NOT a Mother's Day Gift Guide
Dear Moms, & People Who Have Moms or Know Moms,
I’m sitting here on my first real vacation since starting Rasa. I’ve worked almost every day, including holidays (and through most of my “maternity leave”) for the past 2 years. It does indeed require a certain kind of insanity to want to create something from nothing.
And, as any mom can tell you, my “non-working hours” are just a different kind of work. Albeit, both types of work are filled with joy and purpose. But they’re time spent dealing with other people’s needs.
I remember clearly as my team left the Rasa Casa one day with me surrounded by my screaming children, with piles of legos and smashed crackers and crayons and books all over the floor.
I think then they got it: a mom doesn’t truly get time off.
What they don’t see is all the other layers, the built-in expectation in today’s world:
A “good” mom should cook all the (fresh, organic, whole food) meals; maintain a thriving career; lovingly and patiently mother her children with healthy boundaries and guidelines while also still being very fun and keeping the kids engaged with educationally enriching extracurriculars; keep the house clean; and be a good friend who listens, texts back quickly, and makes time for a social life.
They should look good, get daily meditation or *some* form of self-care (“It’s necessary!” screams Instagram), exercise and generally look like a babe who’s ever-ready for an impromptu photoshoot; get at least 7.5 hours of sleep; wear clean, stylish clothes; go on regular date nights with their partner (“Partnership will die without date nights!” screams society); go to therapy to heal the natural pains of life; be happily available for a vital sex life with their partner; stay abreast on social media…all while being a whole, vibrant, well-adjusted human who is clear on their goals, desires, and passions (vision-boarding optional).
I’m calling an end to the tyranny of modern motherhood.

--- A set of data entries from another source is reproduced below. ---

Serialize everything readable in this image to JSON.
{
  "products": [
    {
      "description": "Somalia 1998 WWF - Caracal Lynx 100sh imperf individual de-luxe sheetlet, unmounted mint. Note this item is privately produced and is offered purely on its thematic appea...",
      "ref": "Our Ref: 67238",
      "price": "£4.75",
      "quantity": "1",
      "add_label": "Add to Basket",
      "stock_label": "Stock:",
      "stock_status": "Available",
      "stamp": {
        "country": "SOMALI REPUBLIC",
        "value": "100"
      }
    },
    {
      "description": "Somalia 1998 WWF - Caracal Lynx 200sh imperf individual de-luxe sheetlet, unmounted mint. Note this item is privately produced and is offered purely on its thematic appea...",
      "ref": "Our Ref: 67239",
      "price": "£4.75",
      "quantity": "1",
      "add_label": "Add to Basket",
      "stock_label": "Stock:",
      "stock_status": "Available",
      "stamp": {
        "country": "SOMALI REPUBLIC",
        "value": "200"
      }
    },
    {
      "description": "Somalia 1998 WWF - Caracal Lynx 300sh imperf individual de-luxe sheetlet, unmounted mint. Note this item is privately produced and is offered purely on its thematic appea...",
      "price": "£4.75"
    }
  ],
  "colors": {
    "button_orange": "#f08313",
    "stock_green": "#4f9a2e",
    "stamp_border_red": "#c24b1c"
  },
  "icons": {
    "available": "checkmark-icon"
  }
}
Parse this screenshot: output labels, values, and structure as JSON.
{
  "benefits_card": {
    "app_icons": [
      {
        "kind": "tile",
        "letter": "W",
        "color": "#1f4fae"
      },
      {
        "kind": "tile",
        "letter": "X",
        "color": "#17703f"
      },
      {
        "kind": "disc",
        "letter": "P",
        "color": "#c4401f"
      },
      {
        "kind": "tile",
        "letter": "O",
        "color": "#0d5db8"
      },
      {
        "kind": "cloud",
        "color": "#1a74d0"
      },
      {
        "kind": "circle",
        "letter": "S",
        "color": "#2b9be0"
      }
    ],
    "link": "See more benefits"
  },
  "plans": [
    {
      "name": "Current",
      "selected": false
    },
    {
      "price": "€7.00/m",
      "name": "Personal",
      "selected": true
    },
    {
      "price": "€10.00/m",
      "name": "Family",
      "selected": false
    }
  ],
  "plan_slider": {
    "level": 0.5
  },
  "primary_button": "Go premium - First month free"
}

It’s ACTUALLY impossible to do all of the above. People on Instagram may look like they have it together, but what you don’t see are the most important parts. For example, I may look good doing IG stories on the Rasa page, whatever. My house might even look halfway clean (it’s not). I’m not showing you the dirty parts of my house. And I’m not showing you the nights after I get the kids to bed and am suddenly hit by a dazed depression and fits of tears peppered by thoughts of “I just can’t do this anymore.” Yes, even with daily adaptogens. (File under: Adaptogens Are Not a Substitute For a Healthy Lifestyle.)
I’m saying this to you as much as I am to myself: we MUST hold more reasonable standards for moms in society. We must LET MOMS BE, imperfect and flustered as we are.
Here’s something we can all do: support each other. Let down the guard that says “we must keep up appearances.” NO ONE DOES, so let’s all stop f*cking pretending.
The thing we’re all most deeply missing in today’s world is TRIBE. And I use that word intentionally and not in the vomit-worthy-culturally-appropriative way. 🤢
We used to live in familial tribes. Moms and dads and aunts and uncles and cousins and grandparents living together, everyone watching out for the kids and supporting one another. In tribal communities, there was room to have a hard day and for others to pick up the slack. Moreover, you didn’t HAVE as many hard days because everyone was chipping in more.
(OK, OK, we also weren't bombarded with social media and information overload and keeping up with the freaking Kardashians and all that malarkey.)
Not to idealize or overgeneralize tribal life. It has its pitfalls. But people being overloaded with parenting duties wasn't generally one of them. (Don’t believe me? Please check out the only parenting book I ever recommend, which is deeply relevant to non-parents wanting to heal childhood wounds, as well.)
My wish for us is to somehow, in even the tiniest of ways, reclaim the tribe. It will have to be tailored to modern life. It will have to be realistic. And in today's world, it will have to include social distancing.
As one, teensy-tiny little measure in this direction, I’d like to invite you to join me in using the hashtag #momsafezone on social media. Use it when you’re posting something you’re praying not to be judged for. Use it when you’re patting yourself on the back for choosing to support a mom in some way. Use it when you’re declaring: “I’m a safe space for moms.” Use it when you send a text to a mom that starts with “Can I help in any way?” or ends with, “I know you’re busy, please don’t feel pressured to respond.”
And yeah, of course we want you to buy Rasa (duh, we’re a business), especially because of how helpful Rasa has been to so many moms. But we know Rasa rests on its own merits and you’ll request it as a gift or buy it for a mom in your life if it feels like the right way to support yourself or a mom you love. (& if so, please visit here).
Thank you for reading and for taking a stand for moms.
💛 Lopa, a #momsafezone
Author: Lopa van der Mersch